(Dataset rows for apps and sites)
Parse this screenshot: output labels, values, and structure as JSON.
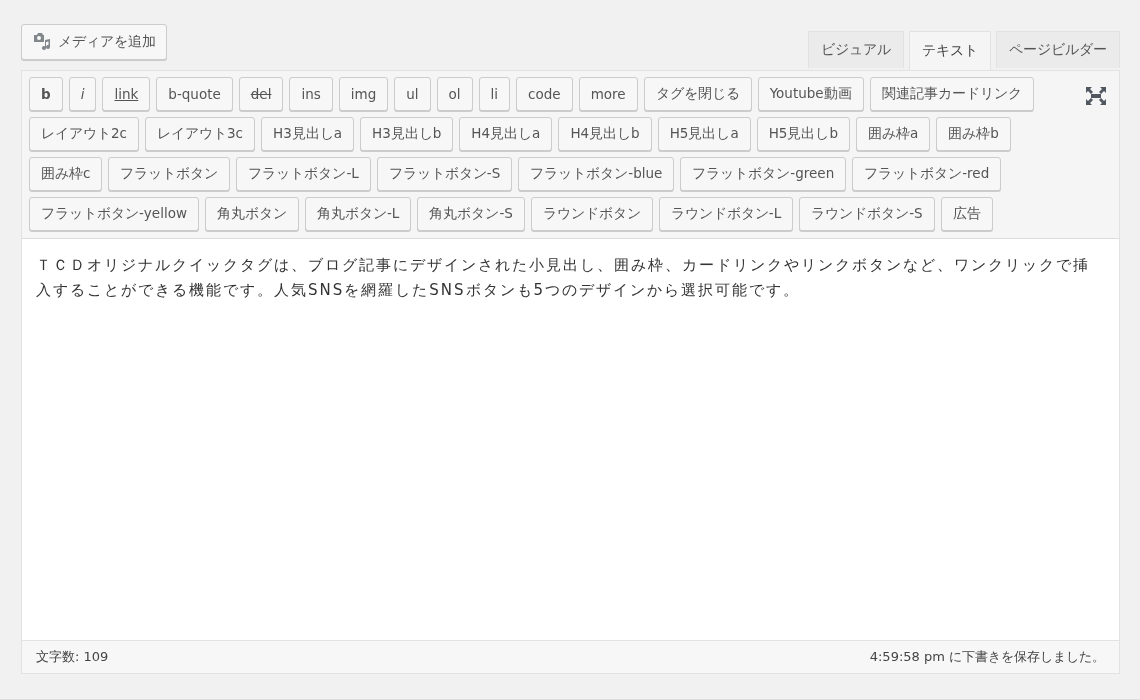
{
  "media_button": {
    "label": "メディアを追加"
  },
  "tabs": [
    {
      "label": "ビジュアル",
      "selected": false
    },
    {
      "label": "テキスト",
      "selected": true
    },
    {
      "label": "ページビルダー",
      "selected": false
    }
  ],
  "quicktags": [
    {
      "label": "b",
      "kind": "bold"
    },
    {
      "label": "i",
      "kind": "italic"
    },
    {
      "label": "link",
      "kind": "link"
    },
    {
      "label": "b-quote",
      "kind": "plain"
    },
    {
      "label": "del",
      "kind": "strike"
    },
    {
      "label": "ins",
      "kind": "plain"
    },
    {
      "label": "img",
      "kind": "plain"
    },
    {
      "label": "ul",
      "kind": "plain"
    },
    {
      "label": "ol",
      "kind": "plain"
    },
    {
      "label": "li",
      "kind": "plain"
    },
    {
      "label": "code",
      "kind": "plain"
    },
    {
      "label": "more",
      "kind": "plain"
    },
    {
      "label": "タグを閉じる",
      "kind": "plain"
    },
    {
      "label": "Youtube動画",
      "kind": "plain"
    },
    {
      "label": "関連記事カードリンク",
      "kind": "plain"
    },
    {
      "label": "レイアウト2c",
      "kind": "plain"
    },
    {
      "label": "レイアウト3c",
      "kind": "plain"
    },
    {
      "label": "H3見出しa",
      "kind": "plain"
    },
    {
      "label": "H3見出しb",
      "kind": "plain"
    },
    {
      "label": "H4見出しa",
      "kind": "plain"
    },
    {
      "label": "H4見出しb",
      "kind": "plain"
    },
    {
      "label": "H5見出しa",
      "kind": "plain"
    },
    {
      "label": "H5見出しb",
      "kind": "plain"
    },
    {
      "label": "囲み枠a",
      "kind": "plain"
    },
    {
      "label": "囲み枠b",
      "kind": "plain"
    },
    {
      "label": "囲み枠c",
      "kind": "plain"
    },
    {
      "label": "フラットボタン",
      "kind": "plain"
    },
    {
      "label": "フラットボタン-L",
      "kind": "plain"
    },
    {
      "label": "フラットボタン-S",
      "kind": "plain"
    },
    {
      "label": "フラットボタン-blue",
      "kind": "plain"
    },
    {
      "label": "フラットボタン-green",
      "kind": "plain"
    },
    {
      "label": "フラットボタン-red",
      "kind": "plain"
    },
    {
      "label": "フラットボタン-yellow",
      "kind": "plain"
    },
    {
      "label": "角丸ボタン",
      "kind": "plain"
    },
    {
      "label": "角丸ボタン-L",
      "kind": "plain"
    },
    {
      "label": "角丸ボタン-S",
      "kind": "plain"
    },
    {
      "label": "ラウンドボタン",
      "kind": "plain"
    },
    {
      "label": "ラウンドボタン-L",
      "kind": "plain"
    },
    {
      "label": "ラウンドボタン-S",
      "kind": "plain"
    },
    {
      "label": "広告",
      "kind": "plain"
    }
  ],
  "editor": {
    "value": "ＴＣＤオリジナルクイックタグは、ブログ記事にデザインされた小見出し、囲み枠、カードリンクやリンクボタンなど、ワンクリックで挿入することができる機能です。人気SNSを網羅したSNSボタンも5つのデザインから選択可能です。"
  },
  "status_bar": {
    "word_count": "文字数: 109",
    "autosave": "4:59:58 pm に下書きを保存しました。"
  }
}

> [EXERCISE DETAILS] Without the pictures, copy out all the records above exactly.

> [ANSWER]
Parse this screenshot: output labels, values, and structure as JSON.
{
  "media_button": {
    "label": "メディアを追加"
  },
  "tabs": [
    {
      "label": "ビジュアル",
      "selected": false
    },
    {
      "label": "テキスト",
      "selected": true
    },
    {
      "label": "ページビルダー",
      "selected": false
    }
  ],
  "quicktags": [
    {
      "label": "b",
      "kind": "bold"
    },
    {
      "label": "i",
      "kind": "italic"
    },
    {
      "label": "link",
      "kind": "link"
    },
    {
      "label": "b-quote",
      "kind": "plain"
    },
    {
      "label": "del",
      "kind": "strike"
    },
    {
      "label": "ins",
      "kind": "plain"
    },
    {
      "label": "img",
      "kind": "plain"
    },
    {
      "label": "ul",
      "kind": "plain"
    },
    {
      "label": "ol",
      "kind": "plain"
    },
    {
      "label": "li",
      "kind": "plain"
    },
    {
      "label": "code",
      "kind": "plain"
    },
    {
      "label": "more",
      "kind": "plain"
    },
    {
      "label": "タグを閉じる",
      "kind": "plain"
    },
    {
      "label": "Youtube動画",
      "kind": "plain"
    },
    {
      "label": "関連記事カードリンク",
      "kind": "plain"
    },
    {
      "label": "レイアウト2c",
      "kind": "plain"
    },
    {
      "label": "レイアウト3c",
      "kind": "plain"
    },
    {
      "label": "H3見出しa",
      "kind": "plain"
    },
    {
      "label": "H3見出しb",
      "kind": "plain"
    },
    {
      "label": "H4見出しa",
      "kind": "plain"
    },
    {
      "label": "H4見出しb",
      "kind": "plain"
    },
    {
      "label": "H5見出しa",
      "kind": "plain"
    },
    {
      "label": "H5見出しb",
      "kind": "plain"
    },
    {
      "label": "囲み枠a",
      "kind": "plain"
    },
    {
      "label": "囲み枠b",
      "kind": "plain"
    },
    {
      "label": "囲み枠c",
      "kind": "plain"
    },
    {
      "label": "フラットボタン",
      "kind": "plain"
    },
    {
      "label": "フラットボタン-L",
      "kind": "plain"
    },
    {
      "label": "フラットボタン-S",
      "kind": "plain"
    },
    {
      "label": "フラットボタン-blue",
      "kind": "plain"
    },
    {
      "label": "フラットボタン-green",
      "kind": "plain"
    },
    {
      "label": "フラットボタン-red",
      "kind": "plain"
    },
    {
      "label": "フラットボタン-yellow",
      "kind": "plain"
    },
    {
      "label": "角丸ボタン",
      "kind": "plain"
    },
    {
      "label": "角丸ボタン-L",
      "kind": "plain"
    },
    {
      "label": "角丸ボタン-S",
      "kind": "plain"
    },
    {
      "label": "ラウンドボタン",
      "kind": "plain"
    },
    {
      "label": "ラウンドボタン-L",
      "kind": "plain"
    },
    {
      "label": "ラウンドボタン-S",
      "kind": "plain"
    },
    {
      "label": "広告",
      "kind": "plain"
    }
  ],
  "editor": {
    "value": "ＴＣＤオリジナルクイックタグは、ブログ記事にデザインされた小見出し、囲み枠、カードリンクやリンクボタンなど、ワンクリックで挿入することができる機能です。人気SNSを網羅したSNSボタンも5つのデザインから選択可能です。"
  },
  "status_bar": {
    "word_count": "文字数: 109",
    "autosave": "4:59:58 pm に下書きを保存しました。"
  }
}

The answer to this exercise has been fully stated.